Your goal » In the data below, find every line with the word "close" and copy it out.
==================================================
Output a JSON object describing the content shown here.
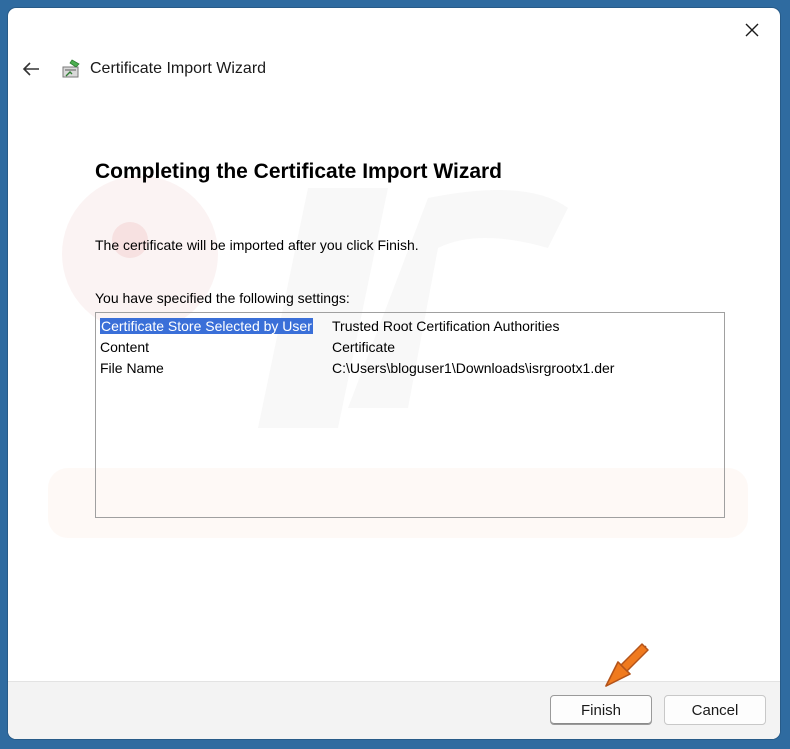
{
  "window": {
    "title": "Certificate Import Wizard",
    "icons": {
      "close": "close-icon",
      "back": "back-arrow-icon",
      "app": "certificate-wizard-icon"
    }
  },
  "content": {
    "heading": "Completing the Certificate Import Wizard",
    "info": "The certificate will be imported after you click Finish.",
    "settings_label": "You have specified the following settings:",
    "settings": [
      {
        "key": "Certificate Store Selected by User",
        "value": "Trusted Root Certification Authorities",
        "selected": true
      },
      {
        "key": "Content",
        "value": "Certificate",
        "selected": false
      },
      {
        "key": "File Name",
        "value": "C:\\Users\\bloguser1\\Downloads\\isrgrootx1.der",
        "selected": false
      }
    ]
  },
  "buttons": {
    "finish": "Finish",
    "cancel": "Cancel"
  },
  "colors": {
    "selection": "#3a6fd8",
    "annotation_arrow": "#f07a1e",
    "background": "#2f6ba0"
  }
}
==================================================
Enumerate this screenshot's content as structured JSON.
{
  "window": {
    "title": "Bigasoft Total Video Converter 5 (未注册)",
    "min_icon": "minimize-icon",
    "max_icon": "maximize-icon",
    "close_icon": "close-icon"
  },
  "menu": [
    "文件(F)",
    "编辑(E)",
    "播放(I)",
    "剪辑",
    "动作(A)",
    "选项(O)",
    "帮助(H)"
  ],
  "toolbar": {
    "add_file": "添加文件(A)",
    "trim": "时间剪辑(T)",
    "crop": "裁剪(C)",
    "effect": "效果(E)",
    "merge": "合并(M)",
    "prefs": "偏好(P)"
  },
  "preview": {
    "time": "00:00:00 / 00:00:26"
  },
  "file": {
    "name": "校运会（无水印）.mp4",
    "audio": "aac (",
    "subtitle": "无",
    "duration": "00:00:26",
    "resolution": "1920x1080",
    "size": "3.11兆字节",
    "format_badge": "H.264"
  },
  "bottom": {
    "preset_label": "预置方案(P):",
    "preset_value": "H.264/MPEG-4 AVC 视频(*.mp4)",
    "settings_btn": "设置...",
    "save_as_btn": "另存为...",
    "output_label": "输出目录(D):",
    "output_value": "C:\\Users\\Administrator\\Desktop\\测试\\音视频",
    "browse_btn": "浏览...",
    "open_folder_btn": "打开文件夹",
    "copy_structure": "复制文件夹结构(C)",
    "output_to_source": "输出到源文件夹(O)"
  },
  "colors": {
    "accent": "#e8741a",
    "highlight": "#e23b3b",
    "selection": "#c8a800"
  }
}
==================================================
Answer space »
      "close": "close-icon",
    "close_icon": "close-icon"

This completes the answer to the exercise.